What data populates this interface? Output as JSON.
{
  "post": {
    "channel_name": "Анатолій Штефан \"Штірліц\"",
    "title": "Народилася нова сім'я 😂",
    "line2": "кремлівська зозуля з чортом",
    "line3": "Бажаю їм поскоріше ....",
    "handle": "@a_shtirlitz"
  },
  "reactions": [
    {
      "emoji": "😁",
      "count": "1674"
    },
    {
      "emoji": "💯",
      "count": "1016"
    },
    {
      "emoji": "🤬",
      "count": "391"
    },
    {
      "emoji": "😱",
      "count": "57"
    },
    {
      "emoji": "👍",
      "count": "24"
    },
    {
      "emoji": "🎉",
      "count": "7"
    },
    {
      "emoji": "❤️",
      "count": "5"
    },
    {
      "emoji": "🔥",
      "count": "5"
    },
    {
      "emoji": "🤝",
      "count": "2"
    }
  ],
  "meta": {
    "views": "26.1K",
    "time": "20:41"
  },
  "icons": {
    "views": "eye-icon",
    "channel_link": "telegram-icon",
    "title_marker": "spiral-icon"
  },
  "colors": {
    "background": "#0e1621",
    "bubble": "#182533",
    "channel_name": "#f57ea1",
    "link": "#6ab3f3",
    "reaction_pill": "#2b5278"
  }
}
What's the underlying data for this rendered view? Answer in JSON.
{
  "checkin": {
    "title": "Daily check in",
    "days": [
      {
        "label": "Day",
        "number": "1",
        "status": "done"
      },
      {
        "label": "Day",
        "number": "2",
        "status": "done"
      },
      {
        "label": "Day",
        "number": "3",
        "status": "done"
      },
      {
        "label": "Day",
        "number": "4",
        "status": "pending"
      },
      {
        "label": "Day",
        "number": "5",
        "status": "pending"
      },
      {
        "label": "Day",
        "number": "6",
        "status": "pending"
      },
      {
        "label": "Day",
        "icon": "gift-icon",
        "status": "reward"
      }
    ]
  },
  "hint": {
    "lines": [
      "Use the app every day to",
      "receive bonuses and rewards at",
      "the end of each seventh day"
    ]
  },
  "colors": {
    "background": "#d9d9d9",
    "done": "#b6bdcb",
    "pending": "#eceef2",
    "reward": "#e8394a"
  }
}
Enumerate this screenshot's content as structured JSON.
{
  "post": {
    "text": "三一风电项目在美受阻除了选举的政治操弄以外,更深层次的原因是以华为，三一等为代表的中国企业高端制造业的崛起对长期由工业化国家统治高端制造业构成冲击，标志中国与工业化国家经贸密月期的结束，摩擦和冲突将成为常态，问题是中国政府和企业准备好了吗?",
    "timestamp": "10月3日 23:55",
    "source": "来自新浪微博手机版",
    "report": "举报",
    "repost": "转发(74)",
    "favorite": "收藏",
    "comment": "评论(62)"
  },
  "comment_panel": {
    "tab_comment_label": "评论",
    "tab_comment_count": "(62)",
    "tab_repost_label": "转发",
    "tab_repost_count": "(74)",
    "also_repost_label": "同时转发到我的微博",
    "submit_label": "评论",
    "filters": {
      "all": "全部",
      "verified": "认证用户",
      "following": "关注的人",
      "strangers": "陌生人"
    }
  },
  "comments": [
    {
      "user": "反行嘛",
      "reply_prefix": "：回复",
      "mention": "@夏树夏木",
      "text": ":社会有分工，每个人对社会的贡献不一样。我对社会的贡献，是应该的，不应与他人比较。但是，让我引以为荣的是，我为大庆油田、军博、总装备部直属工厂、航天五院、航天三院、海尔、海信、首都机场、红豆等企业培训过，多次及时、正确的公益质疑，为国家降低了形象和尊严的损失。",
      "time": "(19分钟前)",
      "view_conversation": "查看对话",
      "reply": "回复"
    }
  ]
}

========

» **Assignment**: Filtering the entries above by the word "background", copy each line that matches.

» **Task answer**:
    "background": "#0e1621",
    "background": "#d9d9d9",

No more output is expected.